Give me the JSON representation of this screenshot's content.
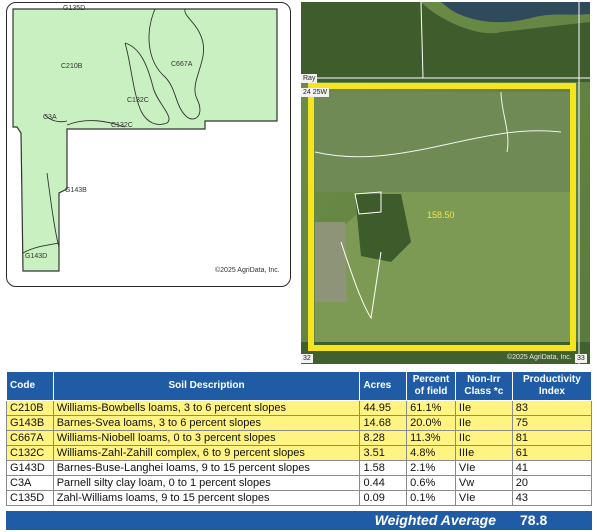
{
  "soil_map": {
    "labels": [
      "G135D",
      "C210B",
      "C667A",
      "C132C",
      "C132C",
      "C3A",
      "G143B",
      "G143D"
    ],
    "copyright": "©2025 AgriData, Inc."
  },
  "aerial": {
    "road_tag": "Ray",
    "corner_tag": "24 25W",
    "bottom_left_tag": "32",
    "bottom_right_tag": "33",
    "field_acres": "158.50",
    "copyright": "©2025 AgriData, Inc."
  },
  "table": {
    "headers": [
      "Code",
      "Soil Description",
      "Acres",
      "Percent of field",
      "Non-Irr Class *c",
      "Productivity Index"
    ],
    "rows": [
      {
        "code": "C210B",
        "desc": "Williams-Bowbells loams, 3 to 6 percent slopes",
        "acres": "44.95",
        "pct": "61.1%",
        "cls": "IIe",
        "pi": "83",
        "highlight": true
      },
      {
        "code": "G143B",
        "desc": "Barnes-Svea loams, 3 to 6 percent slopes",
        "acres": "14.68",
        "pct": "20.0%",
        "cls": "IIe",
        "pi": "75",
        "highlight": true
      },
      {
        "code": "C667A",
        "desc": "Williams-Niobell loams, 0 to 3 percent slopes",
        "acres": "8.28",
        "pct": "11.3%",
        "cls": "IIc",
        "pi": "81",
        "highlight": true
      },
      {
        "code": "C132C",
        "desc": "Williams-Zahl-Zahill complex, 6 to 9 percent slopes",
        "acres": "3.51",
        "pct": "4.8%",
        "cls": "IIIe",
        "pi": "61",
        "highlight": true
      },
      {
        "code": "G143D",
        "desc": "Barnes-Buse-Langhei loams, 9 to 15 percent slopes",
        "acres": "1.58",
        "pct": "2.1%",
        "cls": "VIe",
        "pi": "41",
        "highlight": false
      },
      {
        "code": "C3A",
        "desc": "Parnell silty clay loam, 0 to 1 percent slopes",
        "acres": "0.44",
        "pct": "0.6%",
        "cls": "Vw",
        "pi": "20",
        "highlight": false
      },
      {
        "code": "C135D",
        "desc": "Zahl-Williams loams, 9 to 15 percent slopes",
        "acres": "0.09",
        "pct": "0.1%",
        "cls": "VIe",
        "pi": "43",
        "highlight": false
      }
    ],
    "weighted_label": "Weighted Average",
    "weighted_value": "78.8"
  },
  "colors": {
    "header_blue": "#1f5ca5",
    "highlight_yellow": "#fff481",
    "soil_green": "#c8f0c0",
    "boundary_yellow": "#f5e51e"
  }
}
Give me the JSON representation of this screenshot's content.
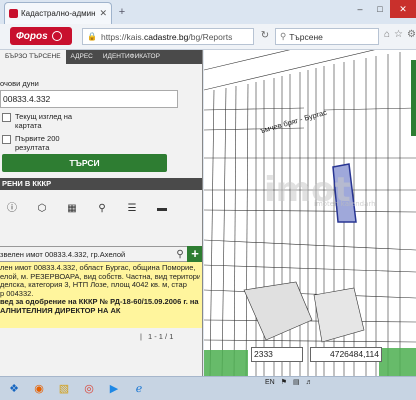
{
  "browser": {
    "tab_title": "Кадастрално-административна",
    "tab_close": "✕",
    "new_tab": "+",
    "window_controls": [
      "–",
      "□",
      "✕"
    ],
    "url_prefix": "https://kais.",
    "url_domain": "cadastre.bg",
    "url_suffix": "/bg/Reports",
    "search_placeholder": "Търсене",
    "logo_text": "Фороѕ"
  },
  "panel": {
    "tabs": [
      "Бързо търсене",
      "Адрес",
      "Идентификатор"
    ],
    "search_label": "очови дуни",
    "field_value": "00833.4.332",
    "checkbox1": [
      "Текущ изглед на",
      "картата"
    ],
    "checkbox2": [
      "Първите 200",
      "резултата"
    ],
    "search_button": "ТЪРСИ",
    "layers_header": "РЕНИ В КККР",
    "result_title": "звелен имот 00833.4.332, гр.Ахелой",
    "result_lines": [
      "лен имот 00833.4.332, област Бургас, община Поморие,",
      "елой, м. РЕЗЕРВОАРА, вид собств. Частна, вид територия",
      "делска, категория 3, НТП Лозе, площ 4042 кв. м, стар",
      "р 004332.",
      "вед за одобрение на КККР № РД-18-60/15.09.2006 г. на",
      "АЛНИТЕЛНИЯ ДИРЕКТОР НА АК"
    ],
    "pager": [
      "|",
      "1 - 1 / 1"
    ]
  },
  "map": {
    "road_label": "ъмчев бряг - Бургас",
    "watermark": "imot",
    "watermark_sub": "imoten kalendarh",
    "coord1": "2333",
    "coord2": "4726484,114"
  },
  "taskbar": {
    "tray_lang": "EN",
    "clock_time": "",
    "clock_date": ""
  },
  "colors": {
    "accent_green": "#2e7d32",
    "result_highlight": "#fff59d",
    "selected_parcel": "#3f51b5",
    "brand_red": "#c8102e"
  }
}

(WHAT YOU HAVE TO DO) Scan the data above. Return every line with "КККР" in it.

(PROBLEM SOLUTION)
    "layers_header": "РЕНИ В КККР",
      "вед за одобрение на КККР № РД-18-60/15.09.2006 г. на",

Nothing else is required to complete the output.